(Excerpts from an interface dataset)
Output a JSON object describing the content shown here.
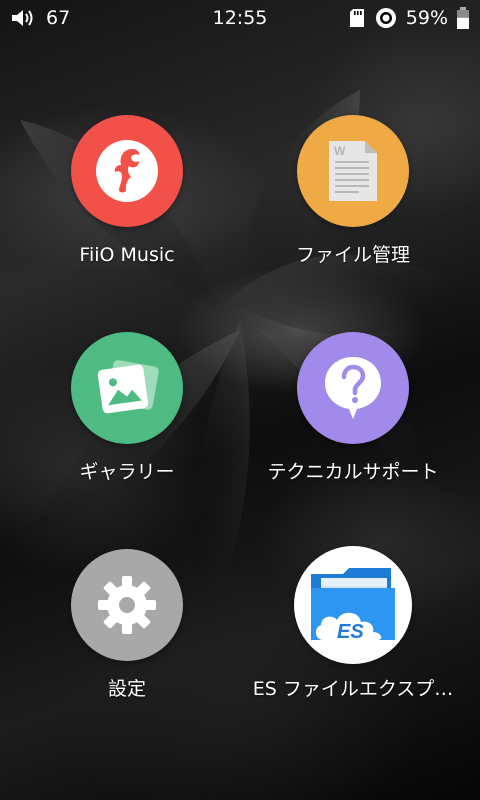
{
  "status_bar": {
    "volume_icon": "speaker-volume-icon",
    "volume": "67",
    "time": "12:55",
    "sd_card_icon": "sd-card-icon",
    "usb_icon": "circle-badge-icon",
    "battery": "59%",
    "battery_icon": "battery-icon",
    "battery_level": 0.59
  },
  "apps": [
    {
      "label": "FiiO Music",
      "icon": "fiio-music-icon",
      "color": "#F2514A"
    },
    {
      "label": "ファイル管理",
      "icon": "file-document-icon",
      "color": "#EFAA45"
    },
    {
      "label": "ギャラリー",
      "icon": "gallery-image-icon",
      "color": "#4DBB82"
    },
    {
      "label": "テクニカルサポート",
      "icon": "help-question-icon",
      "color": "#A08BEA"
    },
    {
      "label": "設定",
      "icon": "settings-gear-icon",
      "color": "#A8A8A8"
    },
    {
      "label": "ES ファイルエクスプ…",
      "icon": "es-file-explorer-icon",
      "color": "#FFFFFF"
    }
  ]
}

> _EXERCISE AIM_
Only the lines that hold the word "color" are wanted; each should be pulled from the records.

> _PROBLEM SOLUTION_
      "color": "#F2514A"
      "color": "#EFAA45"
      "color": "#4DBB82"
      "color": "#A08BEA"
      "color": "#A8A8A8"
      "color": "#FFFFFF"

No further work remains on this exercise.